Specifying Amounts of Materials, Trims, and Packaging
After selecting the materials, trims, and packaging for the Bill of Materials, the amounts of all components need to be added. It is important to note that it should be the gross amount that is specified (the amount needed to make the product) and not the net amount (the amount that ultimately ends up included in the final product).
Products that come in a range of sizes but have a single Bill of Materials (where the difference in gross amount between the sizes is accounted for in pattern grading and size curves) are not required to break out each size separately and can share the same product assessment. If products have separate Bills of Materials, then they should be set up as separate product assessments.
The default unit for specifying amounts of materials is kilograms. This unit can be changed to other mass units (grams, milligrams, pounds, ounces). When using Custom Materials that have been created with customized Units of Measure and Yield Conversions, additional units of measure can be selected (such as yards, square feet, and cubic inches).
The default unit for trims and packaging is “units.” This means that the unit of measure is built into the Trim or Packaging option itself. For instance, for a product like a button, a unit would be a piece (i.e., a single button). For shoelaces, a unit could represent a pair of laces. For zipper tape, a unit could represent one linear centimeter. It is important to specify the unit type quantifying theTrim or Packaging. An easy way to ensure recognition for all users is to add the unit type into the Trim or Packaging name. For instance, “Zipper Tape (per cm)” or “Shoelace (pair).”
Examples (Specifying Amounts)
A garment requires 2 yards of fabric to accommodate the pattern pieces. Even though the end product doesn’t use all 2 yards (since there is cutting waste), the Bill of Materials should specify 2 yards, as that is the gross amount of material needed.
A pair of sneakers requires 250 grams of rubber to make the outsole. After trimming, the outsole only weighs 200 grams. The Bill of Materials should specify the gross amount of 250 grams of rubber.

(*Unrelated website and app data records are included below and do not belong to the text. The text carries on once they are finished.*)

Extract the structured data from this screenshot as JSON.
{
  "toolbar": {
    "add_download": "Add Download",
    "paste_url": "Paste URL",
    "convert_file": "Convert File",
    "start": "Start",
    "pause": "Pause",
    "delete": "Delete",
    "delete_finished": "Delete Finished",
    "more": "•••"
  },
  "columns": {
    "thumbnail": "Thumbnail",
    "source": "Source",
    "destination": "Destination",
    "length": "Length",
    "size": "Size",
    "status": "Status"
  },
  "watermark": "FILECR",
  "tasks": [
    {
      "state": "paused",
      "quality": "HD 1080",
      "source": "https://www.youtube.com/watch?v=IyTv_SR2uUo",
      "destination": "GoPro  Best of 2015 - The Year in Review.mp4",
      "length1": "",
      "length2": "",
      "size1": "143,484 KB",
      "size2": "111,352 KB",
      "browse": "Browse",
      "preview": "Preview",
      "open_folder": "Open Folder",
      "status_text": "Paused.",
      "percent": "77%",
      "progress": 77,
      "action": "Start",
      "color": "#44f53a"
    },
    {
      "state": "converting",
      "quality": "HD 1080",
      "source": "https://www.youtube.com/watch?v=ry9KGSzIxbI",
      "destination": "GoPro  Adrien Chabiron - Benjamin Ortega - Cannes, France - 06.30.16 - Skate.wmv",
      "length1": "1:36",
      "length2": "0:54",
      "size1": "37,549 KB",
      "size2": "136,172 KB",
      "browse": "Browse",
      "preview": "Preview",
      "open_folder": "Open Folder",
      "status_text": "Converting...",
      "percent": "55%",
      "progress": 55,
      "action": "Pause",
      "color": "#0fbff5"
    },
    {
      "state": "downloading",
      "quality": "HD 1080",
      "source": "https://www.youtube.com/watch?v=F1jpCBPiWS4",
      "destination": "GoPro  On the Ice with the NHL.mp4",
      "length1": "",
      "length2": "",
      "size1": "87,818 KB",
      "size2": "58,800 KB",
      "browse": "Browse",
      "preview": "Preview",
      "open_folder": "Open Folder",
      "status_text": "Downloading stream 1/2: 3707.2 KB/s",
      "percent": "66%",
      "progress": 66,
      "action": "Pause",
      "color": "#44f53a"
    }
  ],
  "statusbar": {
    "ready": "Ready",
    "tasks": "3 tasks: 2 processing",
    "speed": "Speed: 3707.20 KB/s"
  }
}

A t-shirt comes in a range of sizes from extra-small to extra-large. Even though the final products have different weights, there is only one Bill of Materials that specifies 1.5 yards of material per t-shirt. Only one product assessment is needed for this product and the Bill of Materials should specify 1.5 yards of material.